■ Work item ■
The word "ning" occurs in some lines of the data. Return each such line.

■ Items from an interface collection ■

- - - - - - -

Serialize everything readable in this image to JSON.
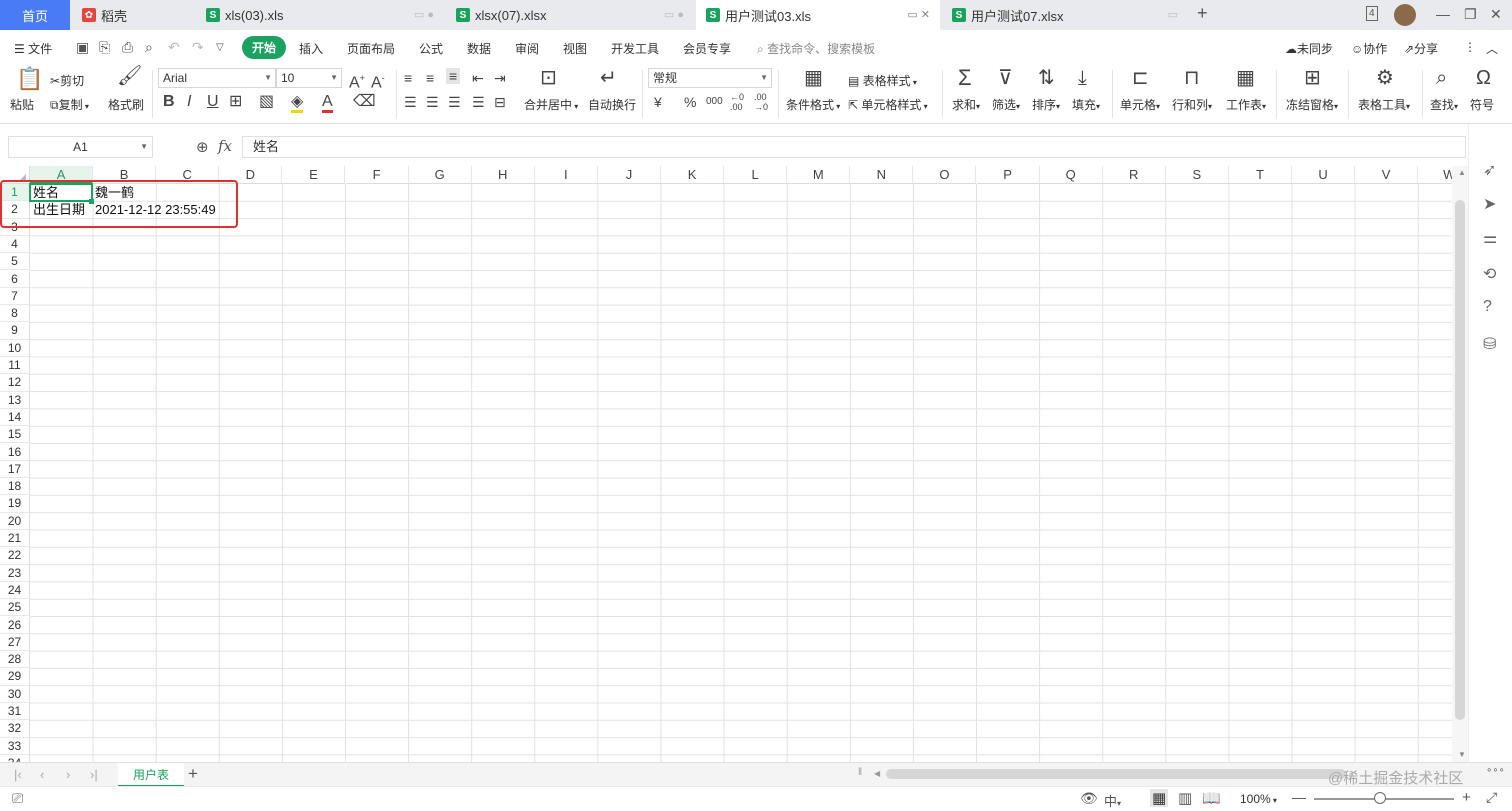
{
  "titlebar": {
    "tabs": [
      {
        "label": "首页",
        "type": "home"
      },
      {
        "label": "稻壳",
        "type": "docer"
      },
      {
        "label": "xls(03).xls",
        "type": "sheet"
      },
      {
        "label": "xlsx(07).xlsx",
        "type": "sheet"
      },
      {
        "label": "用户测试03.xls",
        "type": "sheet",
        "active": true
      },
      {
        "label": "用户测试07.xlsx",
        "type": "sheet"
      }
    ],
    "tab_count_badge": "4",
    "new_tab": "+",
    "sheet_icon_letter": "S"
  },
  "menubar": {
    "file": "文件",
    "items": [
      "开始",
      "插入",
      "页面布局",
      "公式",
      "数据",
      "审阅",
      "视图",
      "开发工具",
      "会员专享"
    ],
    "active": "开始",
    "search_placeholder": "查找命令、搜索模板",
    "sync": "未同步",
    "collab": "协作",
    "share": "分享"
  },
  "ribbon": {
    "paste": "粘贴",
    "cut": "剪切",
    "copy": "复制",
    "format_painter": "格式刷",
    "font_name": "Arial",
    "font_size": "10",
    "merge_center": "合并居中",
    "auto_wrap": "自动换行",
    "number_format": "常规",
    "cond_format": "条件格式",
    "table_style": "表格样式",
    "cell_style": "单元格样式",
    "sum": "求和",
    "filter": "筛选",
    "sort": "排序",
    "fill": "填充",
    "cells": "单元格",
    "row_col": "行和列",
    "worksheet": "工作表",
    "freeze": "冻结窗格",
    "table_tools": "表格工具",
    "find": "查找",
    "symbol": "符号",
    "bold": "B",
    "italic": "I",
    "underline": "U",
    "currency": "¥",
    "percent": "%",
    "thousands": "000",
    "inc_decimal": "←0 .00",
    "dec_decimal": ".00 →0"
  },
  "formulabar": {
    "cell_ref": "A1",
    "fx": "fx",
    "content": "姓名"
  },
  "grid": {
    "columns": [
      "A",
      "B",
      "C",
      "D",
      "E",
      "F",
      "G",
      "H",
      "I",
      "J",
      "K",
      "L",
      "M",
      "N",
      "O",
      "P",
      "Q",
      "R",
      "S",
      "T",
      "U",
      "V",
      "W"
    ],
    "row_count": 34,
    "selected_column": "A",
    "selected_row": 1,
    "cells": {
      "A1": "姓名",
      "B1": "魏一鹤",
      "A2": "出生日期",
      "B2": "2021-12-12 23:55:49"
    },
    "highlight_color": "#e03030",
    "accent_color": "#1aa260"
  },
  "sheetbar": {
    "sheets": [
      "用户表"
    ],
    "add": "+"
  },
  "statusbar": {
    "zoom": "100%",
    "input_mode": "中",
    "watermark": "@稀土掘金技术社区"
  }
}
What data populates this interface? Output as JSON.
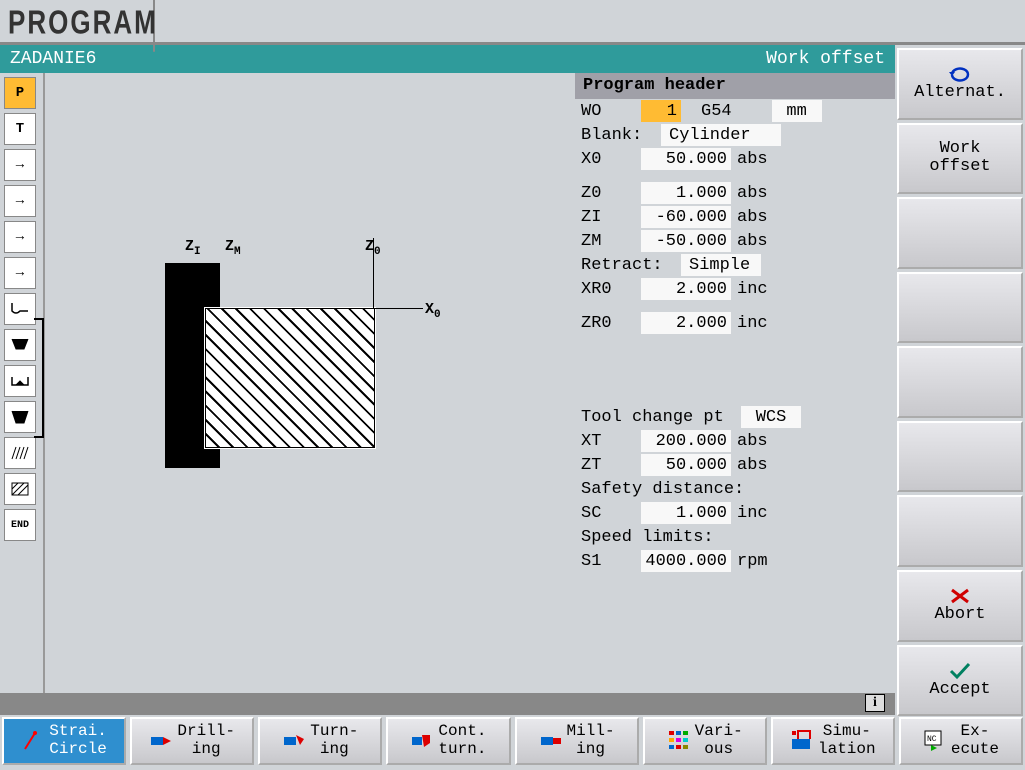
{
  "header": {
    "title": "PROGRAM"
  },
  "titlebar": {
    "program_name": "ZADANIE6",
    "mode": "Work offset"
  },
  "icons": {
    "p": "P",
    "t": "T",
    "arrow": "→",
    "end": "END"
  },
  "params": {
    "header": "Program header",
    "wo_label": "WO",
    "wo_value": "1",
    "wo_code": "G54",
    "wo_unit": "mm",
    "blank_label": "Blank:",
    "blank_value": "Cylinder",
    "x0_label": "X0",
    "x0_value": "50.000",
    "x0_unit": "abs",
    "z0_label": "Z0",
    "z0_value": "1.000",
    "z0_unit": "abs",
    "zi_label": "ZI",
    "zi_value": "-60.000",
    "zi_unit": "abs",
    "zm_label": "ZM",
    "zm_value": "-50.000",
    "zm_unit": "abs",
    "retract_label": "Retract:",
    "retract_value": "Simple",
    "xr0_label": "XR0",
    "xr0_value": "2.000",
    "xr0_unit": "inc",
    "zr0_label": "ZR0",
    "zr0_value": "2.000",
    "zr0_unit": "inc",
    "toolchg_label": "Tool change pt",
    "toolchg_value": "WCS",
    "xt_label": "XT",
    "xt_value": "200.000",
    "xt_unit": "abs",
    "zt_label": "ZT",
    "zt_value": "50.000",
    "zt_unit": "abs",
    "safety_label": "Safety distance:",
    "sc_label": "SC",
    "sc_value": "1.000",
    "sc_unit": "inc",
    "speed_label": "Speed limits:",
    "s1_label": "S1",
    "s1_value": "4000.000",
    "s1_unit": "rpm"
  },
  "rbuttons": {
    "alternat": "Alternat.",
    "work_offset1": "Work",
    "work_offset2": "offset",
    "abort": "Abort",
    "accept": "Accept"
  },
  "footer": {
    "strai1": "Strai.",
    "strai2": "Circle",
    "drill": "Drill-\ning",
    "turn": "Turn-\ning",
    "cont": "Cont.\nturn.",
    "mill": "Mill-\ning",
    "vari": "Vari-\nous",
    "simu": "Simu-\nlation",
    "exec": "Ex-\necute"
  },
  "diagram": {
    "zi": "Z",
    "zi_sub": "I",
    "zm": "Z",
    "zm_sub": "M",
    "z0": "Z",
    "z0_sub": "0",
    "x0": "X",
    "x0_sub": "0"
  }
}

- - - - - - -

■ Answer to this exercise ■
    "drill": "Drill-\ning",
    "turn": "Turn-\ning",
    "mill": "Mill-\ning",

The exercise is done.